- **AIM OF THE TASK**:
Which lines below include the string "true"? Please show each one.

- **RECORDS FOR THIS EXERCISE**:
▬▬▬▬▬▬▬▬▬▬
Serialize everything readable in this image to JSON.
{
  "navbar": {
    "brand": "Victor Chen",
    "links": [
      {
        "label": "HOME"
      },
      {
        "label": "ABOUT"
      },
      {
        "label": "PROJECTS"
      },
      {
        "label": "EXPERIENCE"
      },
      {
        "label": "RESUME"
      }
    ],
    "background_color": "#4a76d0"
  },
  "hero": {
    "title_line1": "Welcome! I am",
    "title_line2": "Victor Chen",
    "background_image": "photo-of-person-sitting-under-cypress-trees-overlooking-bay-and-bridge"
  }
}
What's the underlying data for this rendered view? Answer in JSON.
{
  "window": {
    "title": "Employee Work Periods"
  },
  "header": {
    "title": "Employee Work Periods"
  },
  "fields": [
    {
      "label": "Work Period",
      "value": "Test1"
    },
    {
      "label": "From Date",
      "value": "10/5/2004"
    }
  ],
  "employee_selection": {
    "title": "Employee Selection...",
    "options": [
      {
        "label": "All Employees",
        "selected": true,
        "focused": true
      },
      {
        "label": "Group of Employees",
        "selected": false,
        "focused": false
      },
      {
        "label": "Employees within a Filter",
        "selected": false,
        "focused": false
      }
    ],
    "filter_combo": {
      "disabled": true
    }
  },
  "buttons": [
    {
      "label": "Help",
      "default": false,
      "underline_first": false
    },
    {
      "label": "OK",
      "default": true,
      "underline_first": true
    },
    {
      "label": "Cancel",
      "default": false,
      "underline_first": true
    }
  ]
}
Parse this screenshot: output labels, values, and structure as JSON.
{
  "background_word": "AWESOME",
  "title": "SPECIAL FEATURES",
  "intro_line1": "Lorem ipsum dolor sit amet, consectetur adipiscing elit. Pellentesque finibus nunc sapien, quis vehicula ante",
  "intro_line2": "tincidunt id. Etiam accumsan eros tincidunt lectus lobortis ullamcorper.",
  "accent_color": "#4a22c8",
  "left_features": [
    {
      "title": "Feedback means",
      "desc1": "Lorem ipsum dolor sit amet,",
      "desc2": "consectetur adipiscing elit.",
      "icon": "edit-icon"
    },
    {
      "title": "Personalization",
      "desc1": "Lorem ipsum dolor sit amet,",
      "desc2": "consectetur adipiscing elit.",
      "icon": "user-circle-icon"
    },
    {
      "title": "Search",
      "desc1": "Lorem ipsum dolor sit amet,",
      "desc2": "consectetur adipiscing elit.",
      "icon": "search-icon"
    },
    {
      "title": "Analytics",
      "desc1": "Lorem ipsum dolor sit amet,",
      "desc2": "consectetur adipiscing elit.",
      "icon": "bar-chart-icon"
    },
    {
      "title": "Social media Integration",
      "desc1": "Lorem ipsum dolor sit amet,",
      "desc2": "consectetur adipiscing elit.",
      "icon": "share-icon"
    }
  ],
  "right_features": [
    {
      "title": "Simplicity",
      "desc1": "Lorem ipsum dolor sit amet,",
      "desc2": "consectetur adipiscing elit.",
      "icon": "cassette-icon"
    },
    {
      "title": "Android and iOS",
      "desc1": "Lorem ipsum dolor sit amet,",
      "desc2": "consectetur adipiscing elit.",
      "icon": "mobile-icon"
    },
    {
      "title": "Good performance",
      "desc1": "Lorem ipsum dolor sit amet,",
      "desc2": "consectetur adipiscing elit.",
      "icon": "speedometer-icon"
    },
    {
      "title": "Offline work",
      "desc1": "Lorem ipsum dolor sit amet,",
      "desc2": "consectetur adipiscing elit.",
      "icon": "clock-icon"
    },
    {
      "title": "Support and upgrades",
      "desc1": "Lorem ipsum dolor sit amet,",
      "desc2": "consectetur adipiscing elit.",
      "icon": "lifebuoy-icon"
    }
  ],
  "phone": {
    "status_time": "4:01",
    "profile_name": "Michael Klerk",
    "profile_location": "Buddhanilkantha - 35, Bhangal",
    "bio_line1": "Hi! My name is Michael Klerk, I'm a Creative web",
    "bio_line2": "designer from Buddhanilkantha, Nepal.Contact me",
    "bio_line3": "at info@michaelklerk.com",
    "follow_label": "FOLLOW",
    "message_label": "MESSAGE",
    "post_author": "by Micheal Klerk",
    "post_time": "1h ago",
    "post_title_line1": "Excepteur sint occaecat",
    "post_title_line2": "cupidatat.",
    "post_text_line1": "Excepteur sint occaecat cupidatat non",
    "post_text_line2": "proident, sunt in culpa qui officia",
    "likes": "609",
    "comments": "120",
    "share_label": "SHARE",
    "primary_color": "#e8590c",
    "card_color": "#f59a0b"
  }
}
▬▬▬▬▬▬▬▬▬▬
- **WRITTEN SOLUTION**:
        "selected": true,
        "focused": true
      "disabled": true
      "default": true,
      "underline_first": true
      "underline_first": true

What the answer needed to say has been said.